In the years following Euromaidan, elite attitudes and popular opinion became increasingly out of synch. Many members of Ukrainian elites had a sense that the revolution had ended, and they basically reverted to their old ways. But large swaths of the Ukrainian population had a radically different vision. For them, the revolution was not over for the simple reason that most of the goals set forth by Euromaidan – in particular, clean government and an independent legal system – have not been achieved.
A recent Gallup poll succinctly captured the popular mood: Ukraine ended up at the very bottom of the list of countries in terms of its citizens’ trust in national government, with only 9 percent of respondents saying they trusted state institutions.
In some respects, Ukraine’s 2019 election cycle can be considered a third revolutionary moment for the country. The elections’ fundamental reshaping of Ukraine’s political landscape served as a clear signal that the ideas that drove the Euromaidan movement were far from dead.
Seen in a comparative perspective, Ukraine’s travails illustrate one simple but important historical truth: a revolution is no mere momentary act of seizing power but a protracted process of societal transformation.
In Great Britain, it was Whig historians who described the 1688 “Glorious Revolution” as the English Revolution, although later historiography would subsume the whole gamut of political upheavals and civil wars between 1640 and 1688 under the rubric of the “Great Rebellion” or the “English Revolution.”
A revolution shook France in 1789, but it would take three more revolutions in the 19th century before the situation in the country became relatively stable after 1871 under the Third Republic.
What is generally termed the Great Russian Revolution was in fact a series of uprisings, conflicts and civil wars that began in 1905 and ended in the mid-1930s when the Stalinist socio-economic system finally emerged. For its part, the demise of communism in Europe – Le passé d’une illusion, in François Furet’s memorable phrase, was itself a long-lasting affair replete with uprisings and rebellions.
Neither Ukraine’s location on the periphery of Europe nor its difficult geopolitical environment was ever conducive to a smooth transition away from communism. So it can’t come as a shock that the pace of revolutionary change is lagging. What’s essential to understand, and indisputable, is the fact that a solid majority of Ukrainians still are eager to make a complete break with the Soviet and immediate post-Soviet legacy.
While Ukraine’s “Europeanization,” as articulated by the Euromaidan revolt, appears to have no alternative, the process is bound to experience stops and starts. Reform-minded Ukrainians still have a great deal of unfinished business to attend to, and there’s no knowing when it will be finished.
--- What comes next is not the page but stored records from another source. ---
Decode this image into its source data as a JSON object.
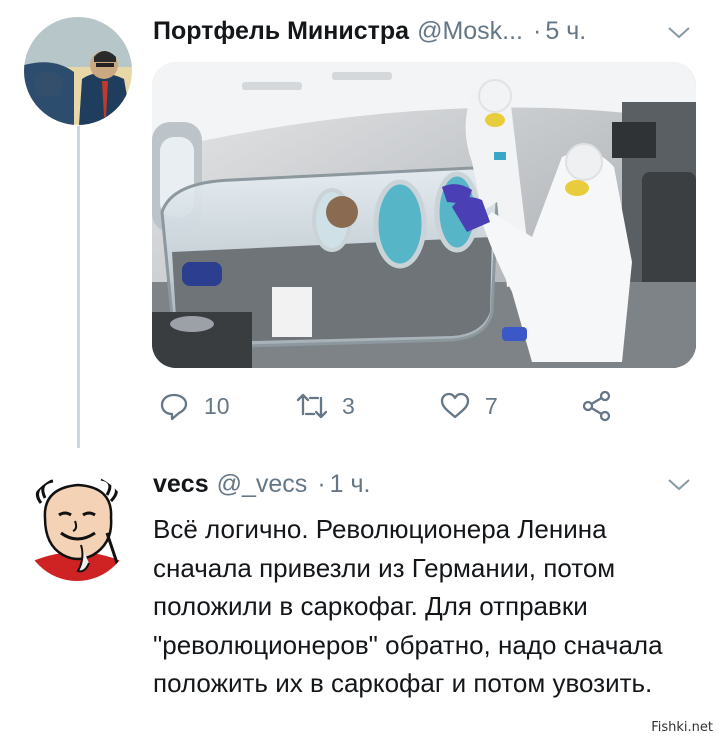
{
  "tweet": {
    "author_name": "Портфель Министра",
    "handle": "@Mosk...",
    "dot": "·",
    "time": "5 ч.",
    "actions": {
      "reply_count": "10",
      "retweet_count": "3",
      "like_count": "7"
    }
  },
  "reply": {
    "author_name": "vecs",
    "handle": "@_vecs",
    "dot": "·",
    "time": "1 ч.",
    "text": "Всё логично. Революционера Ленина сначала привезли из Германии, потом положили в саркофаг. Для отправки \"революционеров\" обратно, надо сначала положить их в саркофаг и потом увозить."
  },
  "watermark": "Fishki.net",
  "icons": {
    "reply": "reply-icon",
    "retweet": "retweet-icon",
    "like": "heart-icon",
    "share": "share-icon",
    "menu": "chevron-down-icon"
  },
  "colors": {
    "text_primary": "#14171a",
    "text_secondary": "#657786",
    "thread_line": "#ccd6dd"
  }
}
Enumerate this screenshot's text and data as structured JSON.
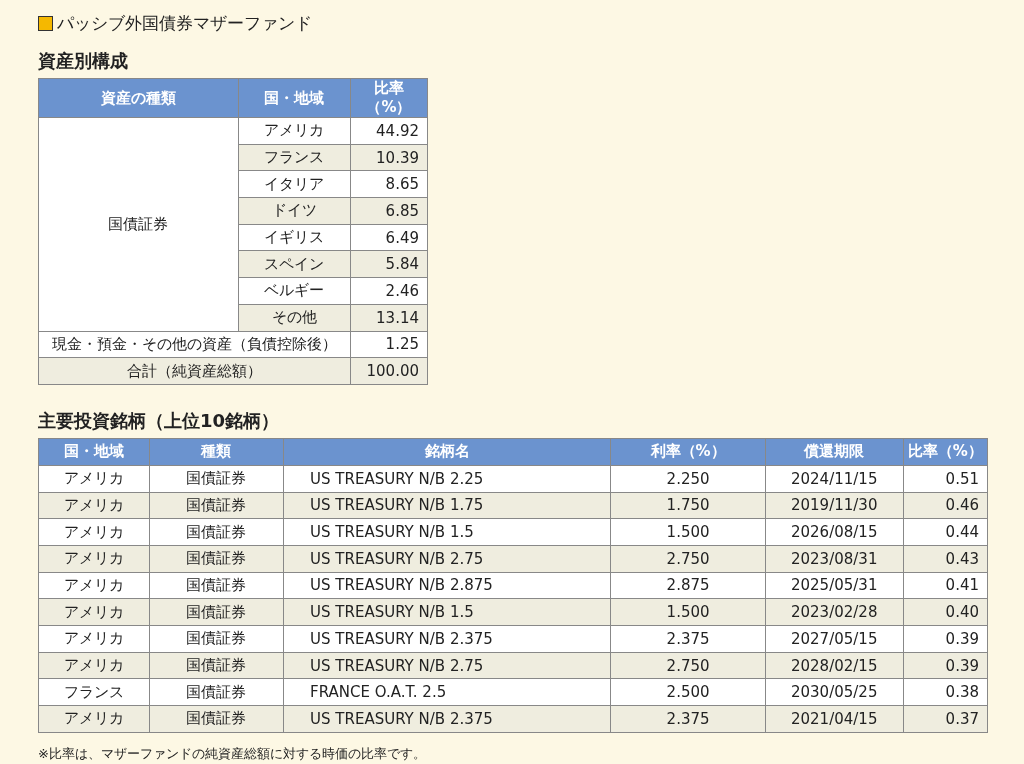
{
  "title": "パッシブ外国債券マザーファンド",
  "composition": {
    "heading": "資産別構成",
    "columns": [
      "資産の種類",
      "国・地域",
      "比率（%）"
    ],
    "groups": [
      {
        "type": "国債証券",
        "rows": [
          {
            "region": "アメリカ",
            "ratio": "44.92"
          },
          {
            "region": "フランス",
            "ratio": "10.39"
          },
          {
            "region": "イタリア",
            "ratio": "8.65"
          },
          {
            "region": "ドイツ",
            "ratio": "6.85"
          },
          {
            "region": "イギリス",
            "ratio": "6.49"
          },
          {
            "region": "スペイン",
            "ratio": "5.84"
          },
          {
            "region": "ベルギー",
            "ratio": "2.46"
          },
          {
            "region": "その他",
            "ratio": "13.14"
          }
        ]
      }
    ],
    "others": [
      {
        "label": "現金・預金・その他の資産（負債控除後）",
        "ratio": "1.25"
      }
    ],
    "total": {
      "label": "合計（純資産総額）",
      "ratio": "100.00"
    }
  },
  "holdings": {
    "heading": "主要投資銘柄（上位10銘柄）",
    "columns": [
      "国・地域",
      "種類",
      "銘柄名",
      "利率（%）",
      "償還期限",
      "比率（%）"
    ],
    "rows": [
      [
        "アメリカ",
        "国債証券",
        "US TREASURY N/B 2.25",
        "2.250",
        "2024/11/15",
        "0.51"
      ],
      [
        "アメリカ",
        "国債証券",
        "US TREASURY N/B 1.75",
        "1.750",
        "2019/11/30",
        "0.46"
      ],
      [
        "アメリカ",
        "国債証券",
        "US TREASURY N/B 1.5",
        "1.500",
        "2026/08/15",
        "0.44"
      ],
      [
        "アメリカ",
        "国債証券",
        "US TREASURY N/B 2.75",
        "2.750",
        "2023/08/31",
        "0.43"
      ],
      [
        "アメリカ",
        "国債証券",
        "US TREASURY N/B 2.875",
        "2.875",
        "2025/05/31",
        "0.41"
      ],
      [
        "アメリカ",
        "国債証券",
        "US TREASURY N/B 1.5",
        "1.500",
        "2023/02/28",
        "0.40"
      ],
      [
        "アメリカ",
        "国債証券",
        "US TREASURY N/B 2.375",
        "2.375",
        "2027/05/15",
        "0.39"
      ],
      [
        "アメリカ",
        "国債証券",
        "US TREASURY N/B 2.75",
        "2.750",
        "2028/02/15",
        "0.39"
      ],
      [
        "フランス",
        "国債証券",
        "FRANCE O.A.T. 2.5",
        "2.500",
        "2030/05/25",
        "0.38"
      ],
      [
        "アメリカ",
        "国債証券",
        "US TREASURY N/B 2.375",
        "2.375",
        "2021/04/15",
        "0.37"
      ]
    ]
  },
  "footnote": "※比率は、マザーファンドの純資産総額に対する時価の比率です。"
}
One thing is clear, however: a solid majority of Ukrainians are in it for the long haul.
Igor Torbakov is Senior Fellow at Uppsala University and at the Swedish Institute of International Affairs in Stockholm, Sweden.